Start of Block
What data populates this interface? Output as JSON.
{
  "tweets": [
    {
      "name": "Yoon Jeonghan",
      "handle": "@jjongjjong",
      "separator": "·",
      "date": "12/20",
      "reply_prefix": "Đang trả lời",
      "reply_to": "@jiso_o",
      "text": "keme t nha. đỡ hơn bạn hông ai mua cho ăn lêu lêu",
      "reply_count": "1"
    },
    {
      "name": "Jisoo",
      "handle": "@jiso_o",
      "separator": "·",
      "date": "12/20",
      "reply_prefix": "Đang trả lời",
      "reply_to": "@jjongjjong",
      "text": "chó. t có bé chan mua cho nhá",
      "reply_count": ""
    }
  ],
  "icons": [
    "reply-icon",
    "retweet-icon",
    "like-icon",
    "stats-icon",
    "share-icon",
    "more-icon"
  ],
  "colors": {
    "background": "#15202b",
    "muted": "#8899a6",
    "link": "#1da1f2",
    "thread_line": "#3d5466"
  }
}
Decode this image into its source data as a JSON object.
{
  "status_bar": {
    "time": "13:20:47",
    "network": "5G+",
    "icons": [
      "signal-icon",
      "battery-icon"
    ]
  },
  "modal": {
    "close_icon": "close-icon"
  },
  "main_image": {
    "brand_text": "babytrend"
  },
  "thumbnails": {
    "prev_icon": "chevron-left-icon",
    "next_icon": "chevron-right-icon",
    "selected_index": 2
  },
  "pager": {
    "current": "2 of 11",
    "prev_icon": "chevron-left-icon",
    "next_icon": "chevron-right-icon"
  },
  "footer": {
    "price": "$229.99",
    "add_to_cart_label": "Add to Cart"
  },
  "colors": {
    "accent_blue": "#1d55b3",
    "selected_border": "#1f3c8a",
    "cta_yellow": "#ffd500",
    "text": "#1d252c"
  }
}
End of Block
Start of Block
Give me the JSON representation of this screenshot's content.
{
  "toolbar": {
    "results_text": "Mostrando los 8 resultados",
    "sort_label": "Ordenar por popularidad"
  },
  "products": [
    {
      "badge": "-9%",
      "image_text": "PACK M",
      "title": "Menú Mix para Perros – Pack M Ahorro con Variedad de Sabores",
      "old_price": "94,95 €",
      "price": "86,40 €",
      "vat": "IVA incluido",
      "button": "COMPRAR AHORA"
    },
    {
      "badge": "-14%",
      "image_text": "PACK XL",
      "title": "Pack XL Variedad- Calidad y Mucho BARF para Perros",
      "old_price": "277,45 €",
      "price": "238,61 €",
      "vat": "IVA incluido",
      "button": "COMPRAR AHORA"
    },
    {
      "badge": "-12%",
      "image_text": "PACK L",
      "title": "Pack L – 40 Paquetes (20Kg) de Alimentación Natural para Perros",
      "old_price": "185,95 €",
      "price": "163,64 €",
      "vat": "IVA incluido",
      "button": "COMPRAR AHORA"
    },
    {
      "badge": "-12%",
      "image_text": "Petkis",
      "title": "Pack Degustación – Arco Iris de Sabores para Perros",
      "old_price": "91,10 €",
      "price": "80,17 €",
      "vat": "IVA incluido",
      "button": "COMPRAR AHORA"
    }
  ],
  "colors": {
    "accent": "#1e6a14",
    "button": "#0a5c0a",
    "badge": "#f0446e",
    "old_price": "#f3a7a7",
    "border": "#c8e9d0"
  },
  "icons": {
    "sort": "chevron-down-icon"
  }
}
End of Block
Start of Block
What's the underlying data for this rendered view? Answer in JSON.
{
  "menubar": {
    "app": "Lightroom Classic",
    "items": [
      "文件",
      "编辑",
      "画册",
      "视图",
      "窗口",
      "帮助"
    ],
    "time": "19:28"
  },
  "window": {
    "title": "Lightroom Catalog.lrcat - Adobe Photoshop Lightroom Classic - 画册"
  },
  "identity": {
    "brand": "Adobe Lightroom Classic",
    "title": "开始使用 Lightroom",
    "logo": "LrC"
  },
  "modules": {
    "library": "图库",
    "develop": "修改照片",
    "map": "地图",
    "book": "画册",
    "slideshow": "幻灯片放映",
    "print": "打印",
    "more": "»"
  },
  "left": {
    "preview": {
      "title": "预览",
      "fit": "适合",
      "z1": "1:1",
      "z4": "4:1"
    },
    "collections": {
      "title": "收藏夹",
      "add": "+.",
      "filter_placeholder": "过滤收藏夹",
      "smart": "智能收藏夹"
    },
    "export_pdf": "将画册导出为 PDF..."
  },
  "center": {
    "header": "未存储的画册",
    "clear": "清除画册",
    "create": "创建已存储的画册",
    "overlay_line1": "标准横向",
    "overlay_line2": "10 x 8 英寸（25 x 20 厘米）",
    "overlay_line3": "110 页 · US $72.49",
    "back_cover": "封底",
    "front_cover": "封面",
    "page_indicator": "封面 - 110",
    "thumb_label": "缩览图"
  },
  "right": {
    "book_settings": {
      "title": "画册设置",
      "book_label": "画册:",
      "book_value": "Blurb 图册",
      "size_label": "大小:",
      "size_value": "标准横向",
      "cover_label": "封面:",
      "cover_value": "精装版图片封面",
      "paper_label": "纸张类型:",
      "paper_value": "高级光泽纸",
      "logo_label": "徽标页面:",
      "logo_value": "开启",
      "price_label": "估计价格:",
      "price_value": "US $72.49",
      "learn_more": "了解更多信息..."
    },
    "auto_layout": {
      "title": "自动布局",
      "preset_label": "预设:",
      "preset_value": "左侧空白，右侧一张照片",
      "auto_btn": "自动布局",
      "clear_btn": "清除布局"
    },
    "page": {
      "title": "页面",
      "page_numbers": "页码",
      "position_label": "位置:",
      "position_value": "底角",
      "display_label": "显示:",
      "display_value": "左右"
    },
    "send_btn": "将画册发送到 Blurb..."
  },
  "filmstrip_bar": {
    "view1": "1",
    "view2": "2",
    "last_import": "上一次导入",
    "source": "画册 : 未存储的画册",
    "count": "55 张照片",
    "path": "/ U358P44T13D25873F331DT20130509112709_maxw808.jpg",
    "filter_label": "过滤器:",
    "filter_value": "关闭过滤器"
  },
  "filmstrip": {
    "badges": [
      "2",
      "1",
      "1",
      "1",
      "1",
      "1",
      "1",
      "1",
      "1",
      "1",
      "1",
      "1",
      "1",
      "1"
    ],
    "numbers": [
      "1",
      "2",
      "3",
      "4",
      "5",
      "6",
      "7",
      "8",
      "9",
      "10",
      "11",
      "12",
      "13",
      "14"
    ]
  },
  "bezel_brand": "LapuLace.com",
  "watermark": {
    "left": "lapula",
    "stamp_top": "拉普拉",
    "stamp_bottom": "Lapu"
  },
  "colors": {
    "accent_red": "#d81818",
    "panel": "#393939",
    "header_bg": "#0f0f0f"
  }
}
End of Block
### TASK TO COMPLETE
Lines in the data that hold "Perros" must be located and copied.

### RESULT
      "title": "Menú Mix para Perros – Pack M Ahorro con Variedad de Sabores",
      "title": "Pack XL Variedad- Calidad y Mucho BARF para Perros",
      "title": "Pack L – 40 Paquetes (20Kg) de Alimentación Natural para Perros",
      "title": "Pack Degustación – Arco Iris de Sabores para Perros",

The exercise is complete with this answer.